Start of Provided material

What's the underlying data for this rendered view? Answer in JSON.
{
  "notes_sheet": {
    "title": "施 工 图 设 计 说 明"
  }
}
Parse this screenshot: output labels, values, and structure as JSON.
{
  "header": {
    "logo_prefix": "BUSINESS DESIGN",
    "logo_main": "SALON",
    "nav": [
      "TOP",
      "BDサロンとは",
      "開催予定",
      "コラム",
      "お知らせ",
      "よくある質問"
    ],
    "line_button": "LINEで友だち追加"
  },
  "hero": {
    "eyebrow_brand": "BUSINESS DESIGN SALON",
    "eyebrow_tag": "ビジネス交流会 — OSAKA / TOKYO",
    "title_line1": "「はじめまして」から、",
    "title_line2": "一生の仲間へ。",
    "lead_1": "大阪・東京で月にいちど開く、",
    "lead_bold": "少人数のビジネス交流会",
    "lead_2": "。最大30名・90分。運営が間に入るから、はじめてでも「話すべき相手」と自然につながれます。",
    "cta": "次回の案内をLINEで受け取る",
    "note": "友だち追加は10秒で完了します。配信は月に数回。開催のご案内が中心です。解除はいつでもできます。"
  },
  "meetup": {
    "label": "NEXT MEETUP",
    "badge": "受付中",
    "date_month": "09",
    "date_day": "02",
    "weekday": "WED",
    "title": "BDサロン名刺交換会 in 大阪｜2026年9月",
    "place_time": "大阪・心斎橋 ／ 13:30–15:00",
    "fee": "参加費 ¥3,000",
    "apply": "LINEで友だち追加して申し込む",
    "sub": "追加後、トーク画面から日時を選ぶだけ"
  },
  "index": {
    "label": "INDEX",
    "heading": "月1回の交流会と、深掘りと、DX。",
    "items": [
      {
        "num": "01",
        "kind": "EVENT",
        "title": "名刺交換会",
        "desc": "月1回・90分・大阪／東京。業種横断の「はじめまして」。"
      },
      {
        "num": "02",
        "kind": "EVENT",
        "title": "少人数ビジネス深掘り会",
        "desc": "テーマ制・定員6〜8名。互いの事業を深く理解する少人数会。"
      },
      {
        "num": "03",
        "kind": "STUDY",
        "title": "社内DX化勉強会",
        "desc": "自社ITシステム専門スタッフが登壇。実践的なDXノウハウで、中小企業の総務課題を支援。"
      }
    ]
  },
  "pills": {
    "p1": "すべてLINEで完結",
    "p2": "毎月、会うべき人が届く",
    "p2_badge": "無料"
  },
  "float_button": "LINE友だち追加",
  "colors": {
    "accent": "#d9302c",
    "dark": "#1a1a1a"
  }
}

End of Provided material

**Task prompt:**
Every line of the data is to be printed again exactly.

**Task result:**
What's the underlying data for this rendered view? Answer in JSON.
{
  "notes_sheet": {
    "title": "施 工 图 设 计 说 明"
  }
}
Parse this screenshot: output labels, values, and structure as JSON.
{
  "header": {
    "logo_prefix": "BUSINESS DESIGN",
    "logo_main": "SALON",
    "nav": [
      "TOP",
      "BDサロンとは",
      "開催予定",
      "コラム",
      "お知らせ",
      "よくある質問"
    ],
    "line_button": "LINEで友だち追加"
  },
  "hero": {
    "eyebrow_brand": "BUSINESS DESIGN SALON",
    "eyebrow_tag": "ビジネス交流会 — OSAKA / TOKYO",
    "title_line1": "「はじめまして」から、",
    "title_line2": "一生の仲間へ。",
    "lead_1": "大阪・東京で月にいちど開く、",
    "lead_bold": "少人数のビジネス交流会",
    "lead_2": "。最大30名・90分。運営が間に入るから、はじめてでも「話すべき相手」と自然につながれます。",
    "cta": "次回の案内をLINEで受け取る",
    "note": "友だち追加は10秒で完了します。配信は月に数回。開催のご案内が中心です。解除はいつでもできます。"
  },
  "meetup": {
    "label": "NEXT MEETUP",
    "badge": "受付中",
    "date_month": "09",
    "date_day": "02",
    "weekday": "WED",
    "title": "BDサロン名刺交換会 in 大阪｜2026年9月",
    "place_time": "大阪・心斎橋 ／ 13:30–15:00",
    "fee": "参加費 ¥3,000",
    "apply": "LINEで友だち追加して申し込む",
    "sub": "追加後、トーク画面から日時を選ぶだけ"
  },
  "index": {
    "label": "INDEX",
    "heading": "月1回の交流会と、深掘りと、DX。",
    "items": [
      {
        "num": "01",
        "kind": "EVENT",
        "title": "名刺交換会",
        "desc": "月1回・90分・大阪／東京。業種横断の「はじめまして」。"
      },
      {
        "num": "02",
        "kind": "EVENT",
        "title": "少人数ビジネス深掘り会",
        "desc": "テーマ制・定員6〜8名。互いの事業を深く理解する少人数会。"
      },
      {
        "num": "03",
        "kind": "STUDY",
        "title": "社内DX化勉強会",
        "desc": "自社ITシステム専門スタッフが登壇。実践的なDXノウハウで、中小企業の総務課題を支援。"
      }
    ]
  },
  "pills": {
    "p1": "すべてLINEで完結",
    "p2": "毎月、会うべき人が届く",
    "p2_badge": "無料"
  },
  "float_button": "LINE友だち追加",
  "colors": {
    "accent": "#d9302c",
    "dark": "#1a1a1a"
  }
}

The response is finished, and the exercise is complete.